Helping people make well-informed decisions about dysvascular partial foot amputation is becoming increasingly important as improvements in diabetes care and vascular surgery make more distal amputations increasingly possible. The high rates of complications and reamputations associated with partial foot amputation are of concern, particularly given that transtibial amputation seems to result in similar outcomes (e.g., mobility and quality of life) with comparatively few complications and reamputations. The aim of this review is to describe the outcomes of dysvascular partial foot amputation and compare these to transtibial amputation. Results from the review are intended for use in the development of shared decision-making resources.

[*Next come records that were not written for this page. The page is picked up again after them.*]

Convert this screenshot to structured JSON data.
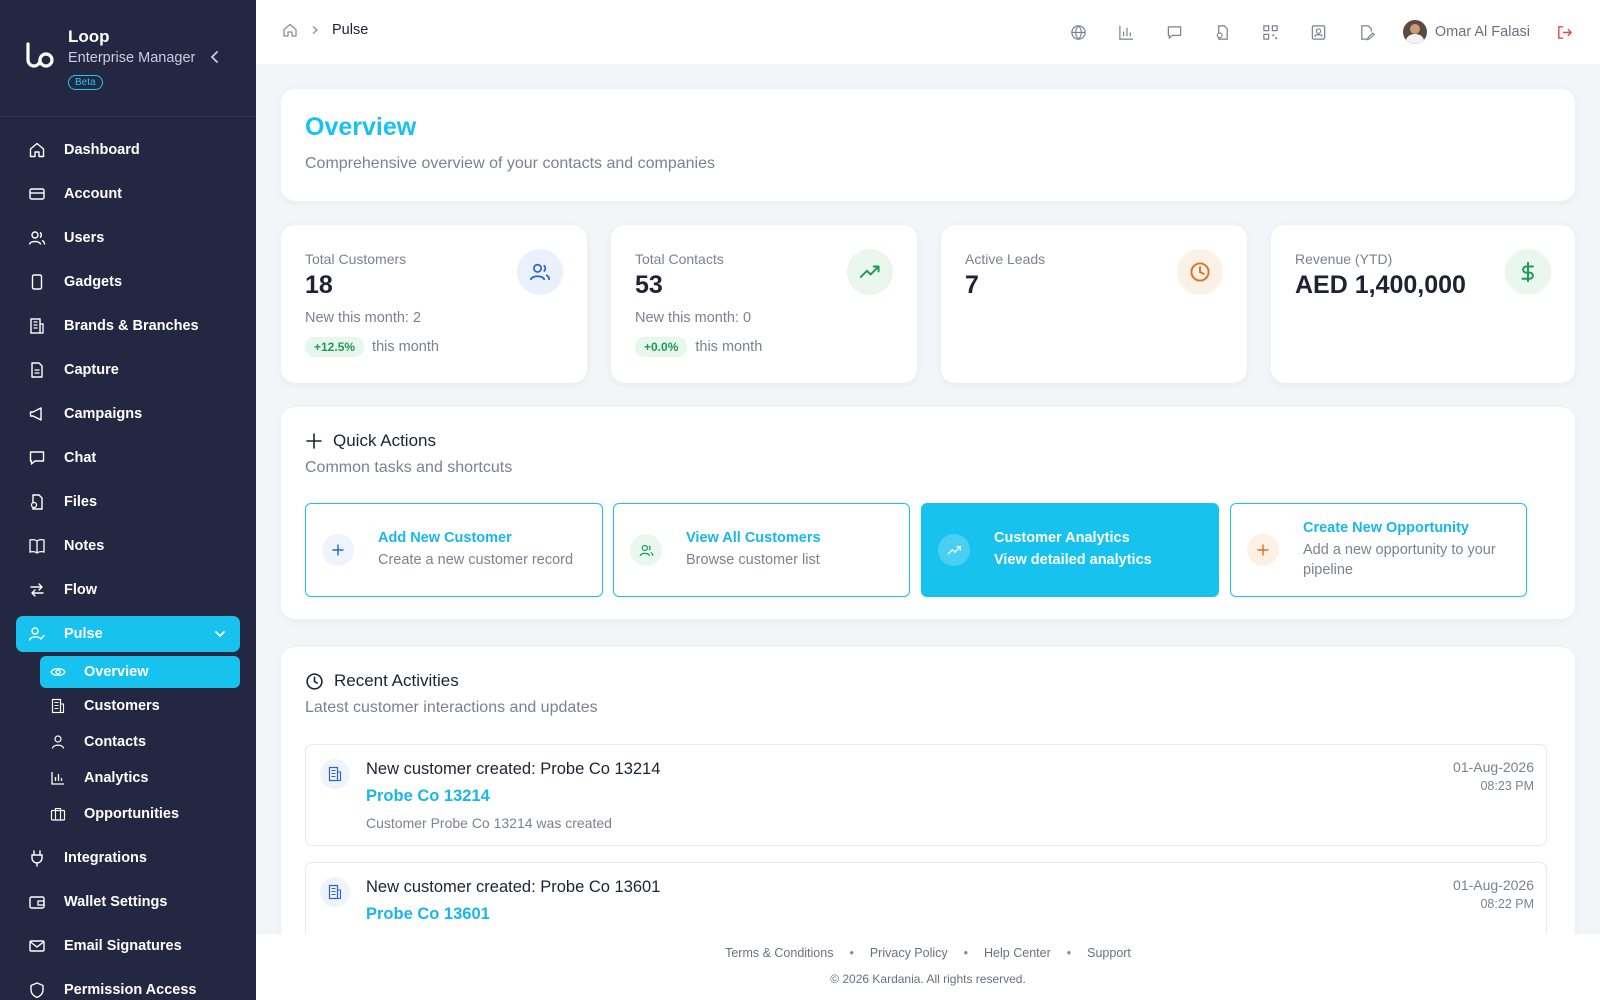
{
  "brand": {
    "name": "Loop",
    "subtitle": "Enterprise Manager",
    "badge": "Beta"
  },
  "sidebar": {
    "items": [
      {
        "label": "Dashboard",
        "icon": "home-icon"
      },
      {
        "label": "Account",
        "icon": "card-icon"
      },
      {
        "label": "Users",
        "icon": "users-icon"
      },
      {
        "label": "Gadgets",
        "icon": "phone-icon"
      },
      {
        "label": "Brands & Branches",
        "icon": "building-icon"
      },
      {
        "label": "Capture",
        "icon": "file-icon"
      },
      {
        "label": "Campaigns",
        "icon": "megaphone-icon"
      },
      {
        "label": "Chat",
        "icon": "chat-icon"
      },
      {
        "label": "Files",
        "icon": "files-icon"
      },
      {
        "label": "Notes",
        "icon": "book-icon"
      },
      {
        "label": "Flow",
        "icon": "flow-icon"
      }
    ],
    "pulse": {
      "label": "Pulse",
      "icon": "pulse-icon"
    },
    "sub_items": [
      {
        "label": "Overview",
        "icon": "eye-icon"
      },
      {
        "label": "Customers",
        "icon": "building-icon"
      },
      {
        "label": "Contacts",
        "icon": "user-icon"
      },
      {
        "label": "Analytics",
        "icon": "bar-chart-icon"
      },
      {
        "label": "Opportunities",
        "icon": "briefcase-icon"
      }
    ],
    "bottom_items": [
      {
        "label": "Integrations",
        "icon": "plug-icon"
      },
      {
        "label": "Wallet Settings",
        "icon": "wallet-icon"
      },
      {
        "label": "Email Signatures",
        "icon": "mail-icon"
      },
      {
        "label": "Permission Access",
        "icon": "shield-icon"
      }
    ]
  },
  "topbar": {
    "breadcrumb_current": "Pulse",
    "user_name": "Omar Al Falasi"
  },
  "overview": {
    "title": "Overview",
    "subtitle": "Comprehensive overview of your contacts and companies"
  },
  "stats": [
    {
      "label": "Total Customers",
      "value": "18",
      "new": "New this month: 2",
      "trend": "+12.5%",
      "trend_suffix": "this month",
      "icon": "users-icon",
      "icon_color": "#2a63d4",
      "icon_bg": "#eaf1fc"
    },
    {
      "label": "Total Contacts",
      "value": "53",
      "new": "New this month: 0",
      "trend": "+0.0%",
      "trend_suffix": "this month",
      "icon": "trending-up-icon",
      "icon_color": "#1e9b52",
      "icon_bg": "#eaf7ef"
    },
    {
      "label": "Active Leads",
      "value": "7",
      "icon": "clock-icon",
      "icon_color": "#e0711c",
      "icon_bg": "#fdf1e6"
    },
    {
      "label": "Revenue (YTD)",
      "value": "AED 1,400,000",
      "icon": "dollar-icon",
      "icon_color": "#1e9b52",
      "icon_bg": "#eaf7ef"
    }
  ],
  "quick_actions": {
    "title": "Quick Actions",
    "subtitle": "Common tasks and shortcuts",
    "items": [
      {
        "title": "Add New Customer",
        "desc": "Create a new customer record",
        "icon": "plus-icon"
      },
      {
        "title": "View All Customers",
        "desc": "Browse customer list",
        "icon": "users-icon"
      },
      {
        "title": "Customer Analytics",
        "desc": "View detailed analytics",
        "icon": "trending-up-icon"
      },
      {
        "title": "Create New Opportunity",
        "desc": "Add a new opportunity to your pipeline",
        "icon": "plus-icon"
      }
    ]
  },
  "activities": {
    "title": "Recent Activities",
    "subtitle": "Latest customer interactions and updates",
    "items": [
      {
        "title": "New customer created: Probe Co 13214",
        "name": "Probe Co 13214",
        "desc": "Customer Probe Co 13214 was created",
        "date": "01-Aug-2026",
        "time": "08:23 PM"
      },
      {
        "title": "New customer created: Probe Co 13601",
        "name": "Probe Co 13601",
        "desc": "",
        "date": "01-Aug-2026",
        "time": "08:22 PM"
      }
    ]
  },
  "footer": {
    "links": [
      "Terms & Conditions",
      "Privacy Policy",
      "Help Center",
      "Support"
    ],
    "copyright": "© 2026 Kardania. All rights reserved."
  },
  "colors": {
    "accent": "#17c2ef",
    "sidebar_bg": "#232741",
    "logout": "#e5484d"
  }
}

A comprehensive range of databases—MEDLINE, EMBASE, PsycINFO, AMED, Cumulative Index of Nursing and Allied Health Literature (CINAHL), ProQuest Nursing and Allied Health, and Web of Science—will be searched using National Library of Medicine, Medical Subject Headings (MeSH) terms as well as title, abstract, and keywords relating to different amputation levels and outcomes of interest; specifically: incidence, prevalence, and rate of amputation; rate of mortality, wound failure, dehiscence, and time between index and ipsilateral reamputations; and mobility, functional ability, activity and participation, quality of life, pain, and psychosocial outcomes including depression and anxiety. Articles that meet the inclusion criteria will be hand-searched for relevant citations. A forward citation search using Google Scholar will be used to identify articles not yet indexed. Original research published in the English language after 1 January 2000 will be included. The McMaster Critical Review Forms will be used to assess methodological quality and identify sources of bias. Included articles will be independently appraised by two reviewers. Data will be extracted using a spreadsheet based on the Cochrane Consumers and Communication Review Group’s data extraction template by a primary reviewer and checked for accuracy and clarity by a second reviewer. Findings from the review will be reported as a narrative without meta-analysis given the anticipated heterogeneity of the literature.


Results from the review can be used in the design of shared decision-making resources to help inform difficult decisions about partial foot amputation.